⟨

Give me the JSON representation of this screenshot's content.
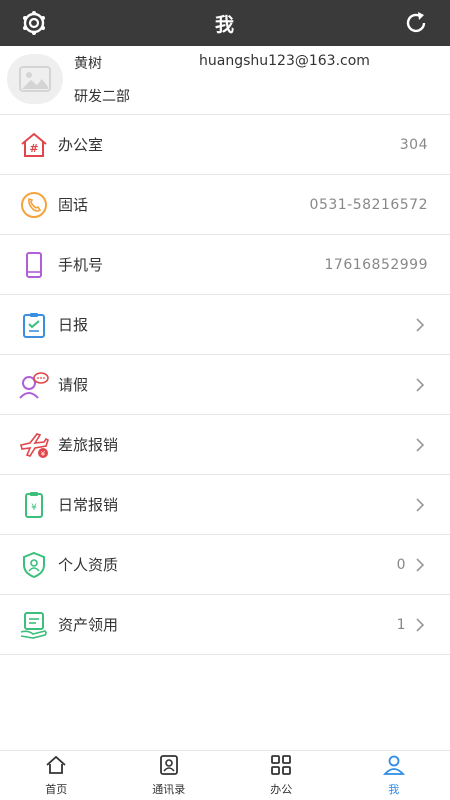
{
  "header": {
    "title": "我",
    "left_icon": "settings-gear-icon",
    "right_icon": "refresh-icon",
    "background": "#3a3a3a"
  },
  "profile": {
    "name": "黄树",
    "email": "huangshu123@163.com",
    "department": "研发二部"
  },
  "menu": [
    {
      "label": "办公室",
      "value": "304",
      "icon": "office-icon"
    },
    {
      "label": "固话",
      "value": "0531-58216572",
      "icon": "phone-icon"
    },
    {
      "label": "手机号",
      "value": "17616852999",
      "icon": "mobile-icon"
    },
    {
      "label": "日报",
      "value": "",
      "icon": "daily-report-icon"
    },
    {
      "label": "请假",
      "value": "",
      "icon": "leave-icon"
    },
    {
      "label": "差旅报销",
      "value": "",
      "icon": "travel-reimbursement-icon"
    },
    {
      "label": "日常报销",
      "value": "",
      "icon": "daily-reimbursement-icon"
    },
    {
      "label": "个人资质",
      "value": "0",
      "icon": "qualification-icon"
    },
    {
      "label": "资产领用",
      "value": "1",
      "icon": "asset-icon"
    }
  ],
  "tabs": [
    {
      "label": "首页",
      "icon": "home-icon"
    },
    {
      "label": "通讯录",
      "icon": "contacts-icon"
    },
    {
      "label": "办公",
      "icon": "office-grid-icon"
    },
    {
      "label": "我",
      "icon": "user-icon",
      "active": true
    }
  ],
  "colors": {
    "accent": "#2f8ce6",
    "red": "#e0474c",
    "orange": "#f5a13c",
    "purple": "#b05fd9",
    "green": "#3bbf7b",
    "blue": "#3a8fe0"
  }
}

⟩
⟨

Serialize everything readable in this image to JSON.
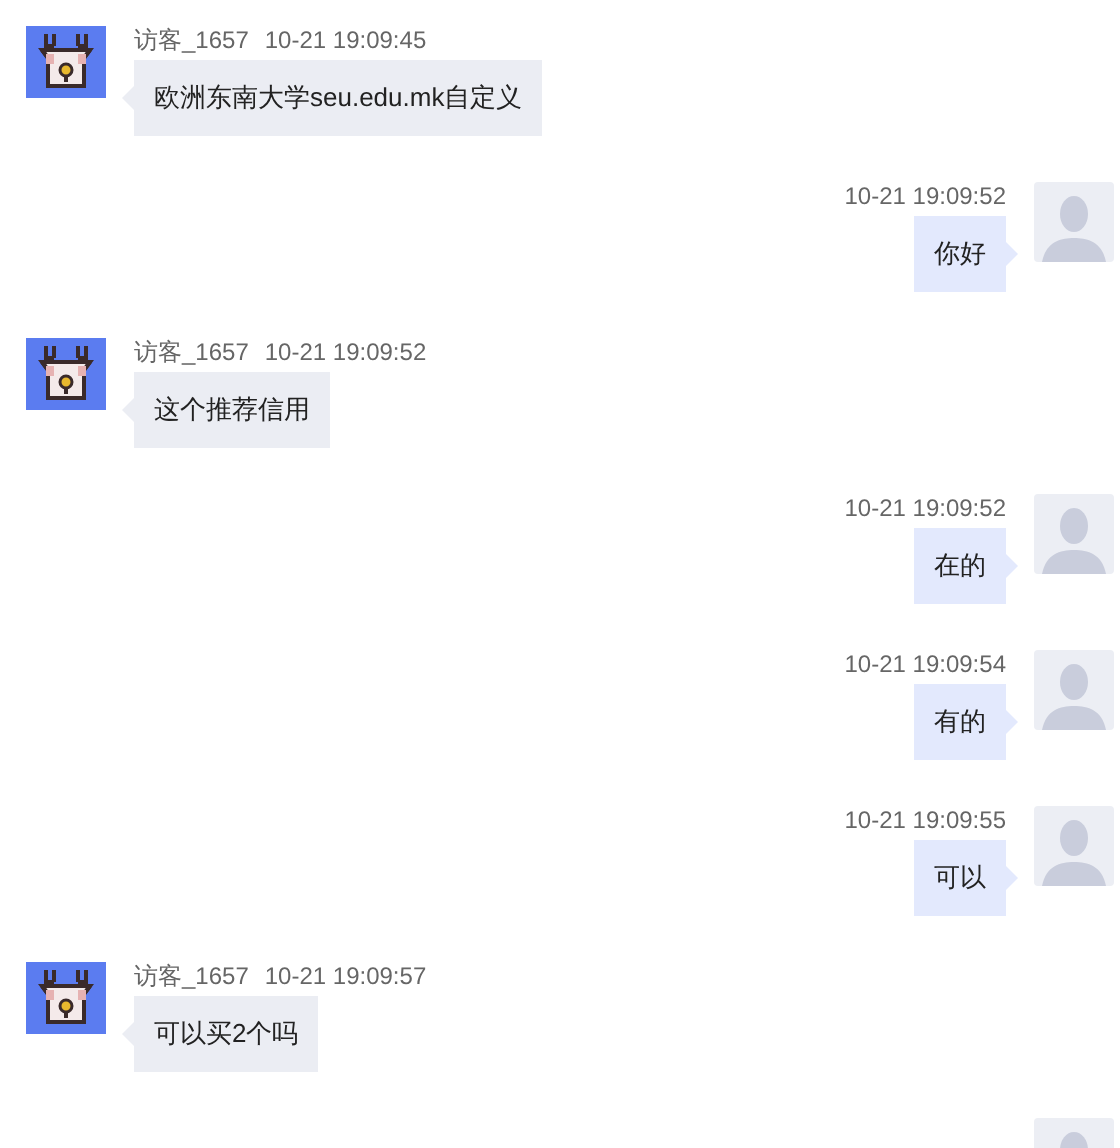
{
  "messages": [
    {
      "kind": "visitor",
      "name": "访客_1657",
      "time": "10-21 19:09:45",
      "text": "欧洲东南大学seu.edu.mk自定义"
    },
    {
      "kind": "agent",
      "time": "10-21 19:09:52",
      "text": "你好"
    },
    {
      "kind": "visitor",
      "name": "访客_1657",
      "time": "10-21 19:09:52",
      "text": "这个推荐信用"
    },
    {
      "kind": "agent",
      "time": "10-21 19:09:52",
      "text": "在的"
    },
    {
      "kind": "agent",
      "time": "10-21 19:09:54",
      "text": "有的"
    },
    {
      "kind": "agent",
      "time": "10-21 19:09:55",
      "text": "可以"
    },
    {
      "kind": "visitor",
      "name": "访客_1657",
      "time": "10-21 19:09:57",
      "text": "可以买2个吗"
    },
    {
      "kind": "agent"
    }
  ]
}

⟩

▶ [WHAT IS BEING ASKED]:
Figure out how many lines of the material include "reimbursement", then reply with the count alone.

▶ [THE COMPLETED TASK]:
2